The chances of a man having children dip past his 35th birthday, researchers have found.
The researchers, from the University of Washington in Seattle, found that damage to the genetic material containing sperm cells increases with age.
Unlike most other cells in the body, sperm cells are unable to repair this damage.
In addition, the researchers found that as a man gets older he loses his natural ability to weed out unhealthy sperm cells through a process known as apoptosis.
This means that there is a greater chance that a damaged sperm cell will successfully fertilise the female egg.
This could mean that the risk of miscarriage is increased or, at the other end of the scale, that children have a greater chance of developing mild abnormalities such as uneven teeth, or asymmetrical limbs.
Lead researcher Dr Narendra Singh told the BBC: “We found there is a significant change by the age of 35.”

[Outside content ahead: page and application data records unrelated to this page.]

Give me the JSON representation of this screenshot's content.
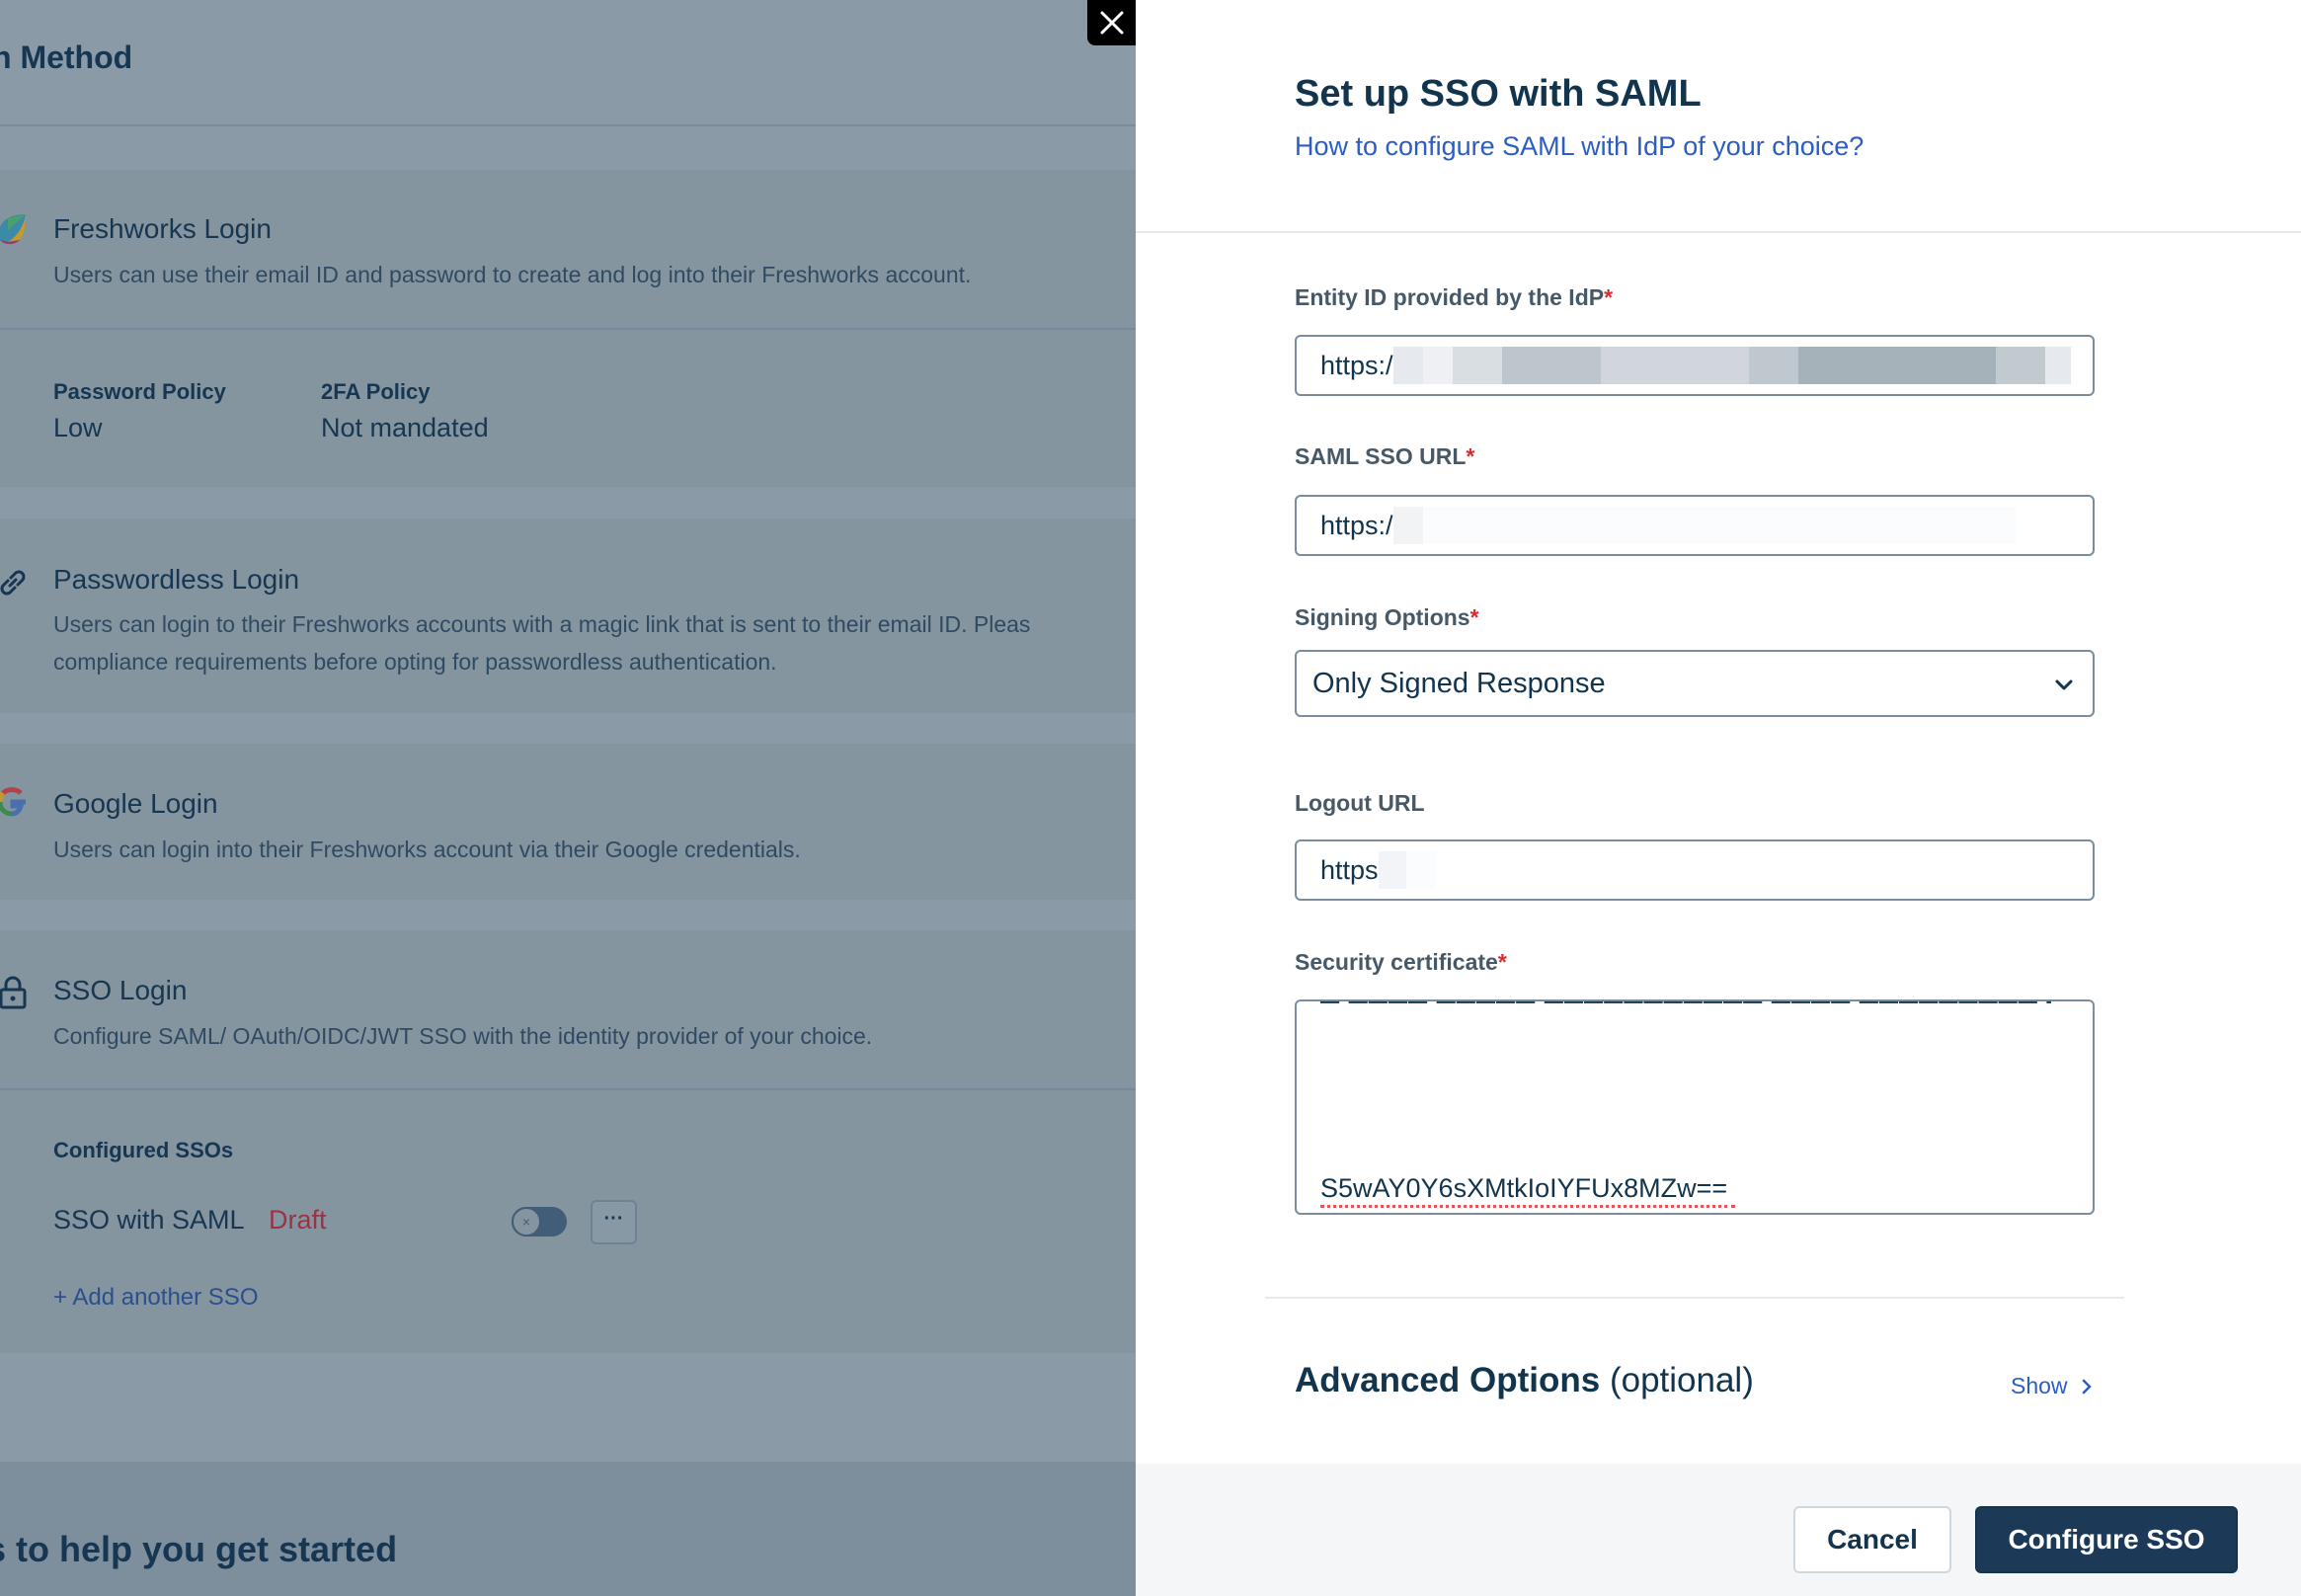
{
  "background_page": {
    "title": "n Method",
    "freshworks_login": {
      "title": "Freshworks Login",
      "description": "Users can use their email ID and password to create and log into their Freshworks account.",
      "icon": "freshworks-logo-icon"
    },
    "policies": [
      {
        "label": "Password Policy",
        "value": "Low"
      },
      {
        "label": "2FA Policy",
        "value": "Not mandated"
      }
    ],
    "passwordless_login": {
      "title": "Passwordless Login",
      "description_line1": "Users can login to their Freshworks accounts with a magic link that is sent to their email ID. Pleas",
      "description_line2": "compliance requirements before opting for passwordless authentication.",
      "icon": "link-icon"
    },
    "google_login": {
      "title": "Google Login",
      "description": "Users can login into their Freshworks account via their Google credentials.",
      "icon": "google-icon"
    },
    "sso_login": {
      "title": "SSO Login",
      "description": "Configure SAML/ OAuth/OIDC/JWT SSO with the identity provider of your choice.",
      "icon": "lock-icon"
    },
    "configured_ssos": {
      "label": "Configured SSOs",
      "items": [
        {
          "name": "SSO with SAML",
          "status": "Draft",
          "enabled": false,
          "more_label": "···"
        }
      ],
      "add_label": "+ Add another SSO"
    },
    "bottom_heading": "s to help you get started"
  },
  "panel": {
    "close_icon": "close-icon",
    "title": "Set up SSO with SAML",
    "help_link": "How to configure SAML with IdP of your choice?",
    "fields": {
      "entity_id": {
        "label": "Entity ID provided by the IdP",
        "required_mark": "*",
        "value_prefix": "https:/",
        "redacted": true
      },
      "saml_sso_url": {
        "label": "SAML SSO URL",
        "required_mark": "*",
        "value_prefix": "https:/",
        "redacted": true
      },
      "signing_options": {
        "label": "Signing Options",
        "required_mark": "*",
        "selected": "Only Signed Response"
      },
      "logout_url": {
        "label": "Logout URL",
        "value_prefix": "https",
        "redacted": true
      },
      "security_certificate": {
        "label": "Security certificate",
        "required_mark": "*",
        "value_last_line": "S5wAY0Y6sXMtkIoIYFUx8MZw=="
      }
    },
    "advanced": {
      "title": "Advanced Options",
      "optional": "(optional)",
      "toggle_label": "Show"
    },
    "footer": {
      "cancel_label": "Cancel",
      "submit_label": "Configure SSO"
    }
  },
  "annotation": {
    "type": "arrow",
    "color": "#d93a3a",
    "points_to": "security-certificate-textarea"
  },
  "colors": {
    "overlay": "#8a9aa6",
    "primary": "#1c3a57",
    "link": "#2c5cc5",
    "required": "#d72d30",
    "draft": "#9a3345"
  }
}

Dr Singh’s team examined sperm quality in 60 men aged between 22 and 60. All had healthy sperm counts.
The researchers found that men aged 35 and older had higher concentrations of sperm with broken strands of DNA, and that the damage was greater.
In general, older men’s sperm was less active so they had less chance of fertilising an egg.
A recent study found that male infertility was just as likely as female infertility to prevent couples from having a family.
The proportion of British men aged over 40 becoming fathers increased by half in the 1990s. In 1999 one in 10 children was born to a father aged over 40.
It is known that a healthy lifestyle can have a positive effect on male fertility.
The findings are to be presented at a meeting of the American Society of Reproductive Medicine in Seattle.
Society president William Keye said: “While there is nothing anyone can do about getting older, men who want to retain their own best capacity to father children should try to minimise contact with toxic agents and maintain a healthy lifestyle.”
Revision date: June 14, 2011
Last revised: by Janet A. Staessen, MD, PhD